== WHAT TO WORK ON ==
Show all lines of the listing that contain the word "eget".

RECORDS below:

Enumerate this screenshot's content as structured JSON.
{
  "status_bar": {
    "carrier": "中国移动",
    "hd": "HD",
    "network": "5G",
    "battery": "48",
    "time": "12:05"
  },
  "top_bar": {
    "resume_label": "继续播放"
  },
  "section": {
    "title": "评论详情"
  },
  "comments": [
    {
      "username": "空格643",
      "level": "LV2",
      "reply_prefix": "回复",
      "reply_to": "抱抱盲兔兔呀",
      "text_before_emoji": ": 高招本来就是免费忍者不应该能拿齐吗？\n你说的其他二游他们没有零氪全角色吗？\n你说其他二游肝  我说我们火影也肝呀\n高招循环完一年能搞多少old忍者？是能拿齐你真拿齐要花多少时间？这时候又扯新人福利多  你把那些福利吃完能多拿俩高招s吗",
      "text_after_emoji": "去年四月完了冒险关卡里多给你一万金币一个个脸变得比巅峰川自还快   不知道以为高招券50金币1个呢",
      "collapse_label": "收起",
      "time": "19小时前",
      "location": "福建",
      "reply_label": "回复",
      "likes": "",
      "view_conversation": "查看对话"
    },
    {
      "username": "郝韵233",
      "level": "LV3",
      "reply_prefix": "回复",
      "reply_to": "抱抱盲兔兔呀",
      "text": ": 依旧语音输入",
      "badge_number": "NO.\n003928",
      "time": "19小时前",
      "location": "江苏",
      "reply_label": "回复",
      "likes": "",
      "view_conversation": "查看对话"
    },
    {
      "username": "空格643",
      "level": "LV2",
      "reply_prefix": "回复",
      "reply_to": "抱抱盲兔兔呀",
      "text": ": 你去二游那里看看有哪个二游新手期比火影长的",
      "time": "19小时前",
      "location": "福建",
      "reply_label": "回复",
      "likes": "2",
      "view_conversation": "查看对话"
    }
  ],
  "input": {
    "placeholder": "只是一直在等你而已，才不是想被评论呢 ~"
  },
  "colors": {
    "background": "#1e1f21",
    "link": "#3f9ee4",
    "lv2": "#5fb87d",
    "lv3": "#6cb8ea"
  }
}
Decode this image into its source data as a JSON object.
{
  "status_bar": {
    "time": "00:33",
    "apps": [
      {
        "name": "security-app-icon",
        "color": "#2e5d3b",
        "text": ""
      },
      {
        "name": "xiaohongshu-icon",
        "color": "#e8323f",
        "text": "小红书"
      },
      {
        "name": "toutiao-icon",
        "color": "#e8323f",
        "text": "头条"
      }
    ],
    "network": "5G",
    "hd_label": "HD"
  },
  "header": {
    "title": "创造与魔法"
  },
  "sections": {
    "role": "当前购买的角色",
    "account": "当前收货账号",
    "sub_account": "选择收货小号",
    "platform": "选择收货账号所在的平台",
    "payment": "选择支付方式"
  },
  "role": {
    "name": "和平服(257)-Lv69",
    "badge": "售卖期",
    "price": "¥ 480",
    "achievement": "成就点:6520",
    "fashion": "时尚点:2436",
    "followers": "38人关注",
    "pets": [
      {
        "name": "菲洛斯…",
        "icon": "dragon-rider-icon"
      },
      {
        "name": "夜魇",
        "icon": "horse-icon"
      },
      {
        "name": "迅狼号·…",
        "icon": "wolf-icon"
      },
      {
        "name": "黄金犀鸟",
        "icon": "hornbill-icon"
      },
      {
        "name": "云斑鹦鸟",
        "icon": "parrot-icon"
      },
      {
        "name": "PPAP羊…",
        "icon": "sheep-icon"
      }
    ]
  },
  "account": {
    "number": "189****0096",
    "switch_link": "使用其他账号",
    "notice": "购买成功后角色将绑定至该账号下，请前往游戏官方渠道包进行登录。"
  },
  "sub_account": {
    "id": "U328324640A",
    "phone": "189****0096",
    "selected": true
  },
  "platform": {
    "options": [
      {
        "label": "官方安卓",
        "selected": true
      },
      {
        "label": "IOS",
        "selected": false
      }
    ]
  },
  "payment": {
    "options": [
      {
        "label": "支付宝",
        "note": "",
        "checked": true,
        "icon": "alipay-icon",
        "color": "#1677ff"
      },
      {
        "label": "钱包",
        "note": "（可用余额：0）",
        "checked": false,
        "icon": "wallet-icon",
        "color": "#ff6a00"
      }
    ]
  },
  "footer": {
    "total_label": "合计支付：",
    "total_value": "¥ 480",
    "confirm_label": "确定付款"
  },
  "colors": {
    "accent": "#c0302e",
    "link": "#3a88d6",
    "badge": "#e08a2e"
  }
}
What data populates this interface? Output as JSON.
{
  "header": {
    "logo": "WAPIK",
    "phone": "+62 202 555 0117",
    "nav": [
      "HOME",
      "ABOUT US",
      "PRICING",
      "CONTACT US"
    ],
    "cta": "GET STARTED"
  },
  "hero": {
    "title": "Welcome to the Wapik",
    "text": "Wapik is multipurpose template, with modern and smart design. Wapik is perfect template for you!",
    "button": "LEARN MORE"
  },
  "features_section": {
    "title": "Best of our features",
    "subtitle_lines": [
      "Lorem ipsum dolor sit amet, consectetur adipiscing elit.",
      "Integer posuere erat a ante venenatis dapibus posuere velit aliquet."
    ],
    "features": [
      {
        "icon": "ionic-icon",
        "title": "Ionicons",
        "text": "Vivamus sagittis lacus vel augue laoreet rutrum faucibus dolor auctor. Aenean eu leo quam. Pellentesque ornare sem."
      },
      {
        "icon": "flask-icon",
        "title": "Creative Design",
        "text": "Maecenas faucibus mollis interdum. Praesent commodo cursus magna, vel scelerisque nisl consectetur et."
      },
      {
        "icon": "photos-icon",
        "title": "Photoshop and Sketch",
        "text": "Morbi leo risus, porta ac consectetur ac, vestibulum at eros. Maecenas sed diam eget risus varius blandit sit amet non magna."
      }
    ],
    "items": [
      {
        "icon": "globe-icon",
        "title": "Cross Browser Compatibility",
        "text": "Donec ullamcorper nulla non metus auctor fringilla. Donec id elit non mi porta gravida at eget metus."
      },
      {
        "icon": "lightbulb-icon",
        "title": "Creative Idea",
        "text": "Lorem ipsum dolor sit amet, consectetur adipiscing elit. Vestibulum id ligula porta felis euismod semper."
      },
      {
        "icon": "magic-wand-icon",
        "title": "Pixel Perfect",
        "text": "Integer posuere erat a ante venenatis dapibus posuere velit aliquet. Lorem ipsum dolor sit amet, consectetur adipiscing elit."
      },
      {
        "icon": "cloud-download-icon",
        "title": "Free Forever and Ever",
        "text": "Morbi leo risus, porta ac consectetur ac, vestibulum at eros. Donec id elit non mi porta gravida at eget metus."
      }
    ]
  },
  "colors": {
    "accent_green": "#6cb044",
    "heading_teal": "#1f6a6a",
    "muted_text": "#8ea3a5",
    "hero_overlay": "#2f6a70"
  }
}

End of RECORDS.

== RESPONSE AREA ==
        "text": "Morbi leo risus, porta ac consectetur ac, vestibulum at eros. Maecenas sed diam eget risus varius blandit sit amet non magna."
        "text": "Donec ullamcorper nulla non metus auctor fringilla. Donec id elit non mi porta gravida at eget metus."
        "text": "Morbi leo risus, porta ac consectetur ac, vestibulum at eros. Donec id elit non mi porta gravida at eget metus."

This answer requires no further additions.